### What the exercise asks:
How many lines in the listing below hold the word "legend"? Answer with the number only.

[Opening Records shown section]

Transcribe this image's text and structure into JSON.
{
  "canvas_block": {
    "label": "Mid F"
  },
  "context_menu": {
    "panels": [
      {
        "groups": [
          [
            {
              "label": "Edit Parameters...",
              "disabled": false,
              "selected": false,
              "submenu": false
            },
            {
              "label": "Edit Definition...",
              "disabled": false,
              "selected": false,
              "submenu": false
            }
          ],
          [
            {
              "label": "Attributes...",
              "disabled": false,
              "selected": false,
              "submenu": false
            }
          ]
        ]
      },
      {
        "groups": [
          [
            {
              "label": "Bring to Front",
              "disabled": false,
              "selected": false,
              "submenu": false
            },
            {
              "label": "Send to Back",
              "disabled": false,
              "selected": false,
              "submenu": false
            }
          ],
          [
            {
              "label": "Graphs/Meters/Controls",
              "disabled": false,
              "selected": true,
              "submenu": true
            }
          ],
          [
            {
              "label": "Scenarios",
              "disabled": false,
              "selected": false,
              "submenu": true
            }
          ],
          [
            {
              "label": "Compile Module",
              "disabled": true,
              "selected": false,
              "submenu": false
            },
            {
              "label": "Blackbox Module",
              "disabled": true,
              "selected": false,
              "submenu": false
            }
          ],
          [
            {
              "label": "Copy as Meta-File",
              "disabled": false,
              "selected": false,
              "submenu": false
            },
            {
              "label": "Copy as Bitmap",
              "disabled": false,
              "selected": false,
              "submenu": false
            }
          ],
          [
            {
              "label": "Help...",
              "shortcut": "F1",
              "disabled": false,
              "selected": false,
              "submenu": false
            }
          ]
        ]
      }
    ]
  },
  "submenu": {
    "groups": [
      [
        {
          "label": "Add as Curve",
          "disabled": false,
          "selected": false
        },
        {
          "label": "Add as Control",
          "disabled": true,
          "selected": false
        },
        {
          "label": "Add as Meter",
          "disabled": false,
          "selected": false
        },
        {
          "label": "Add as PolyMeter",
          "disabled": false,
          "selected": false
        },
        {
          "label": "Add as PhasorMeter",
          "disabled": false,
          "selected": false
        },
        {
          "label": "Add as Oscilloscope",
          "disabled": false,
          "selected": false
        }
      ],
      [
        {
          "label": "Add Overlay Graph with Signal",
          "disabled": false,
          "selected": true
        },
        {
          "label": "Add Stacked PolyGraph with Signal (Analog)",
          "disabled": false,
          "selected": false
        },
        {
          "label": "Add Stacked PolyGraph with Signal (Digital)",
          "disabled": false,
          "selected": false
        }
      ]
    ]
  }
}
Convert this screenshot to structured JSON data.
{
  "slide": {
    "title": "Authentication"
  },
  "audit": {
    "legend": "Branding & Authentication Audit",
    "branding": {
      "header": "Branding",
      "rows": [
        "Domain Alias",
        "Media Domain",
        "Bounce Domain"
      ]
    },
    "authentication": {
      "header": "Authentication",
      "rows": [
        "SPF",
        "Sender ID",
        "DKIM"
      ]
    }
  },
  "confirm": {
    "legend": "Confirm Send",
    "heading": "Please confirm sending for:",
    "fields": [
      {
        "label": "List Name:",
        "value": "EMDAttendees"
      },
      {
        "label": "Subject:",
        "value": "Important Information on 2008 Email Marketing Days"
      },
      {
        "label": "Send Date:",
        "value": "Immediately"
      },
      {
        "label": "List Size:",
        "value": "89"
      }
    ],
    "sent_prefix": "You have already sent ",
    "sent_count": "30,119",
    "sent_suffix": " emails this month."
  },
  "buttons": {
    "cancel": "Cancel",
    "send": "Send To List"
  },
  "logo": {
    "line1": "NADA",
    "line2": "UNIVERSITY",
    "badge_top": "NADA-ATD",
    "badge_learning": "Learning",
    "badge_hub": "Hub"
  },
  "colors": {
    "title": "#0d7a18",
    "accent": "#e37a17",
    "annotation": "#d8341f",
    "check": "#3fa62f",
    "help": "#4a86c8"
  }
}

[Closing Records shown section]

### Task result:
2